In terms of salt and sugar content, most commercially prepared sauces, seasonings and spices can compete at the top of the hidden salt podium.
In addition to the salt itself, most of them contain additional sodium in monosodium glutamate (flavor enhancer E621). One tablespoon of tomato sauce has more than 150 mg sodium, in aioli sauce – 437 mg, and in soy sauce – 879 mg sodium.
7. Breakfast bowls of cereal
Ready-to-eat breakfast cereals are another group of foods with hidden excess sodium. For example, 100 g of corn flakes contain 660 to 730 mg sodium, and a granola serving contains up to 365 mg. If you choose to look for healthy, salt-free products for breakfast, be sure to read the labels well.

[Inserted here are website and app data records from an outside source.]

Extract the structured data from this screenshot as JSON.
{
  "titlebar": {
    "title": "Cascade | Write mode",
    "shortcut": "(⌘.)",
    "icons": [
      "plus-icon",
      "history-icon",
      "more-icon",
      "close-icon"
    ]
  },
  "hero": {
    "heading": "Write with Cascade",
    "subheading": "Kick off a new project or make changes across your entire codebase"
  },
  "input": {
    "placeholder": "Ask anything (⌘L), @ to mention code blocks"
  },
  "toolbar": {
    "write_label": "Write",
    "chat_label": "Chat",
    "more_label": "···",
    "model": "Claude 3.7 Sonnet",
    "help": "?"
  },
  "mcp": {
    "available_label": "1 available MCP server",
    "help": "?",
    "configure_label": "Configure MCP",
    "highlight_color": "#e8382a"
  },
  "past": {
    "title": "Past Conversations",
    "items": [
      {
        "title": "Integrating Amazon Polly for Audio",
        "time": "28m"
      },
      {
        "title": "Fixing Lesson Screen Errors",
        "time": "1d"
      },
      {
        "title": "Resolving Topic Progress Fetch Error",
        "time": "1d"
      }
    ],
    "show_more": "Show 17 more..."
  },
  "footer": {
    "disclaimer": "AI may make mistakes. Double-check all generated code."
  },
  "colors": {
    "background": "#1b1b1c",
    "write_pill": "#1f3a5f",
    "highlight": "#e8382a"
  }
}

What is the damage of excess salt?
A high-sodium fare is one of the risk factors for high blood pressure. Salt retains fluid in the body, increasing blood volume and exerting additional pressure on the walls of the circulatory system.
Over time, hypertension can damage the heart, kidneys, brain and organs, including vision. Lack of proper treatment can lead to heart and kidney failure, blindness, stroke and heart attack.
High-salt diets have also been linked to obesity, metabolic syndrome and type 2 diabetes.
How can I reduce my sodium intake?
One way to reduce your salt intake is to limit or eliminate salt-rich foods hidden as fast food, ultra-processed foods, and instant foods. Some ways to reduce your table salt intake:
- Replace salt in cooking with natural spices
- Replacement of canned vegetables with fresh or frozen vegetables.
- Refusal to buy prepared meat products
- Make your sauces
- Replace instant cereals with whole grains.
People with high blood pressure may consider switching to a DASH diet. This flexible and balanced eating plan focuses on foods low in saturated fat and sodium.
On average, people consume 2 to 3 times more salt than the body needs, meaning a wide range of health problems. Studies show that most sodium is consumed not directly by its aggregate but in a hidden way in certain foods. Even a moderate salt restriction can lead to a significant drop in blood pressure at four weeks.
- Reduce sodium intake to lessen blood pressure and the danger of cardiovascular disease in adults.
- Effect of longer-term modest salt reduction on blood pressure
- Carcinogenicity of consumption of red core and processed meat.
- GET THE FACTS: Sources of Sodium in Your Diet.
Also read: Ten Small Changes to Improve your Health